**About this exercise**
Report how many lines of these entries hold the string "ffffff"; reply with the number alone.

(Dataset excerpts)

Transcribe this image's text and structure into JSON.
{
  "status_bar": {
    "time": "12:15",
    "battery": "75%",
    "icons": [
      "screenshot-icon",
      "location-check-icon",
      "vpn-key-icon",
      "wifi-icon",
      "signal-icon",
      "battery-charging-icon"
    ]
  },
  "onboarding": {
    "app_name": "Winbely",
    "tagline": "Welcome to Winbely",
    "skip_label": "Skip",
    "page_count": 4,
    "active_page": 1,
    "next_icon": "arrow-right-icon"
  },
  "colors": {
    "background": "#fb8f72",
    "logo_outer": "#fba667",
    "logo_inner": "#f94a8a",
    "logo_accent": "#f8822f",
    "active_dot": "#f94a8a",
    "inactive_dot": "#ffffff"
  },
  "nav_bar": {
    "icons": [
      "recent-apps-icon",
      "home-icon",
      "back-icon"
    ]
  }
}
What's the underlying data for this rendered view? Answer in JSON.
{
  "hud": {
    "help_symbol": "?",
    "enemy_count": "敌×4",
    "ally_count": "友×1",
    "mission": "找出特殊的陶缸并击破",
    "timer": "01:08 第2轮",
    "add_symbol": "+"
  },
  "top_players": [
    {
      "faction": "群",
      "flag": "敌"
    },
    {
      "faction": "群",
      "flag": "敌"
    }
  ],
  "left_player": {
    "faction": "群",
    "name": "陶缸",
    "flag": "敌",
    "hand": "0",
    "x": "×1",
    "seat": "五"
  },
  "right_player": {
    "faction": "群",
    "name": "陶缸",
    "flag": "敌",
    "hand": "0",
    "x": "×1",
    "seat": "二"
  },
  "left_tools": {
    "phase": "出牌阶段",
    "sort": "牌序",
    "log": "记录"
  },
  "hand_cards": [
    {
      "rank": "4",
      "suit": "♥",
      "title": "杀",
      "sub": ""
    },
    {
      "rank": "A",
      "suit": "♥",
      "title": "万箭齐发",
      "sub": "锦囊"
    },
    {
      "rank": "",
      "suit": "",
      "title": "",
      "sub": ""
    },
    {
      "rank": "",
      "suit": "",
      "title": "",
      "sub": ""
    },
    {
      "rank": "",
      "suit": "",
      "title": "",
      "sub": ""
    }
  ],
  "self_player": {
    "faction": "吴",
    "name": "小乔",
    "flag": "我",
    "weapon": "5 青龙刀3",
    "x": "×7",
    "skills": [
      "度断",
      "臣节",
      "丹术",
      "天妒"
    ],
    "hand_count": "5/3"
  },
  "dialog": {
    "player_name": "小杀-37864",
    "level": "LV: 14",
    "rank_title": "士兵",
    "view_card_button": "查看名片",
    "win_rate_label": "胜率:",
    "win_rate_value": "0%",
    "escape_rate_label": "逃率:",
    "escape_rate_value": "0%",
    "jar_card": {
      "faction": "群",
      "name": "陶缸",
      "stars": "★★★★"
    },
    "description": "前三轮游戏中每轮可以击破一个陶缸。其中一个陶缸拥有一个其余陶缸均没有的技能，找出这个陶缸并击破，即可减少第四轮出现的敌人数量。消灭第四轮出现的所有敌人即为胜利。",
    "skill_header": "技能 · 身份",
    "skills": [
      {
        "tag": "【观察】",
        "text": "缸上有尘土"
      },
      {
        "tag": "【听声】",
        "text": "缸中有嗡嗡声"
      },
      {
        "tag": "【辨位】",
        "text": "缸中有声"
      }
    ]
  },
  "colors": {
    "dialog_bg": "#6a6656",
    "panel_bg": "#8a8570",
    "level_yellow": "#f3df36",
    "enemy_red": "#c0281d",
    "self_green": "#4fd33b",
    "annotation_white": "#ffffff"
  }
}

**Task answer**
2